Academics, lawyers, human rights groups, opponents of the occupation and boycott supporters are facing ever-more difficult interrogations when landing in Israel
There are few places in Israel where its apartheid character is more conspicuous than the imposing international airport just outside Tel Aviv, named after the country’s founding father, David Ben Gurion.
Most planes landing in Israel have to circle over the West Bank before making their descent. Below, more than two million Palestinians living under cruel Israeli occupation are barred from using the airport. Instead, they depend on capricious decisions from military officers on whether they will be allowed to cross a land border into Jordan.
They are comparatively better off than nearly two million more Palestinians in besieged Gaza, who are denied even that minimal freedom.
Meanwhile, a similar number of Palestinians living ostensibly as citizens inside Israel have to run a gauntlet of racial profiling checks before they can board a flight.
Armed security guards at the perimeter entrance listen for Hebrew spoken with an Arab accent. Passports are branded with barcodes that can entail humiliating interrogations, delays, strip searches and security escorts on to planes.
Security alone could never have justified the arbitrary and sweeping nature of these decades-old practices against Israel’s largely quiescent Palestinian minority.

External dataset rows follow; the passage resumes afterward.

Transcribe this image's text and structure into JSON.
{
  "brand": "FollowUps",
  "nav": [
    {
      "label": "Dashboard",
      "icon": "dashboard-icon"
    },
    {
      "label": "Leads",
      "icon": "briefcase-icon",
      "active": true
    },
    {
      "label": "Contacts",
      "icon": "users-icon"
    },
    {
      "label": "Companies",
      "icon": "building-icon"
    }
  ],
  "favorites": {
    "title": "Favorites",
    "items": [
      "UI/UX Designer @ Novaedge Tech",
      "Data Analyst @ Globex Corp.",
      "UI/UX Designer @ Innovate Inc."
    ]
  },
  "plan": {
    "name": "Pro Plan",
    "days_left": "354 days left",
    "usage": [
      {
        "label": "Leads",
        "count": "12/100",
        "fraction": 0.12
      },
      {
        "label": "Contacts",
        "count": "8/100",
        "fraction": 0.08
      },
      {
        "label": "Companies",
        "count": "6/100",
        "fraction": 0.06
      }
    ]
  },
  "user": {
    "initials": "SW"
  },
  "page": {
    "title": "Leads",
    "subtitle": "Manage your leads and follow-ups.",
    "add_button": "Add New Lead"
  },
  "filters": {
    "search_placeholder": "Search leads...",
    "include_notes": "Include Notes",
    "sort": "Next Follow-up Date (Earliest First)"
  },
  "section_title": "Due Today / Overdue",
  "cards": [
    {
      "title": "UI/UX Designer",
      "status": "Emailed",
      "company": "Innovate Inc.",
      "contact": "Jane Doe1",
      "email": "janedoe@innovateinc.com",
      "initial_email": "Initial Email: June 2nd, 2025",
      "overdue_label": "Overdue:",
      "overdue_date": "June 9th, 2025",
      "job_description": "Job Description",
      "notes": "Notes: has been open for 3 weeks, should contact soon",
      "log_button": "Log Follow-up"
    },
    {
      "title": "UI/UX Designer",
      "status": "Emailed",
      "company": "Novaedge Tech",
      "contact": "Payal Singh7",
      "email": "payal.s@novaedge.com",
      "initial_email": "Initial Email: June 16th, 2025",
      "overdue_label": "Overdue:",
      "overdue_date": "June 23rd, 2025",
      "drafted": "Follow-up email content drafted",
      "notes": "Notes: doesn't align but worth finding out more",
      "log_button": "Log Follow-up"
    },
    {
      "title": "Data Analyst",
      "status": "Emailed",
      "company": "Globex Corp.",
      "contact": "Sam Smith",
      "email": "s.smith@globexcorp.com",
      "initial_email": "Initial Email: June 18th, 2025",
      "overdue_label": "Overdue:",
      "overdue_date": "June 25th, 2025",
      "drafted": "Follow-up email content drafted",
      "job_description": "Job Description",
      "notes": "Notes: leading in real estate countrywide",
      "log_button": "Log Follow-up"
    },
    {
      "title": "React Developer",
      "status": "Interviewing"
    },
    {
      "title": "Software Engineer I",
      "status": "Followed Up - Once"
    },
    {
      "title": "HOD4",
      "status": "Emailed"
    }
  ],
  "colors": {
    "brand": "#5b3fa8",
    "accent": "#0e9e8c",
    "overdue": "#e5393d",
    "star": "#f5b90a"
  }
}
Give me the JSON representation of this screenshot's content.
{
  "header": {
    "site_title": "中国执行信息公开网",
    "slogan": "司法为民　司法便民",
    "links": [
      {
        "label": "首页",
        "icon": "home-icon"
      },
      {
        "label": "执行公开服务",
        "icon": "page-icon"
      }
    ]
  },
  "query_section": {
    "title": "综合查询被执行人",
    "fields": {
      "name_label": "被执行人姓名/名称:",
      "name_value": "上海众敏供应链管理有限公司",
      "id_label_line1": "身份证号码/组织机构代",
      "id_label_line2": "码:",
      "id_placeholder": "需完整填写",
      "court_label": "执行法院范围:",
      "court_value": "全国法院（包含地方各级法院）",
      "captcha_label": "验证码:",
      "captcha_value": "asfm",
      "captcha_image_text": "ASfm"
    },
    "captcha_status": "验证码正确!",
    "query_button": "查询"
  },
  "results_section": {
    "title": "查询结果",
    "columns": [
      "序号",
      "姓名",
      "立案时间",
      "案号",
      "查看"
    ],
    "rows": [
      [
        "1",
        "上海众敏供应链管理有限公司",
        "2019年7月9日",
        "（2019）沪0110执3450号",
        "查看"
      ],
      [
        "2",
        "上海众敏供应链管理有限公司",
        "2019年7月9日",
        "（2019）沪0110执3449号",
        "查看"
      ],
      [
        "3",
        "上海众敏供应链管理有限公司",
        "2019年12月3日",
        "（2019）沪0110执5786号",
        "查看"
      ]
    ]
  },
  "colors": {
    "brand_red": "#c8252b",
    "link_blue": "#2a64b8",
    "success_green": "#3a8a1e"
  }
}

Racial profiling at the airport was always chiefly about controlling and…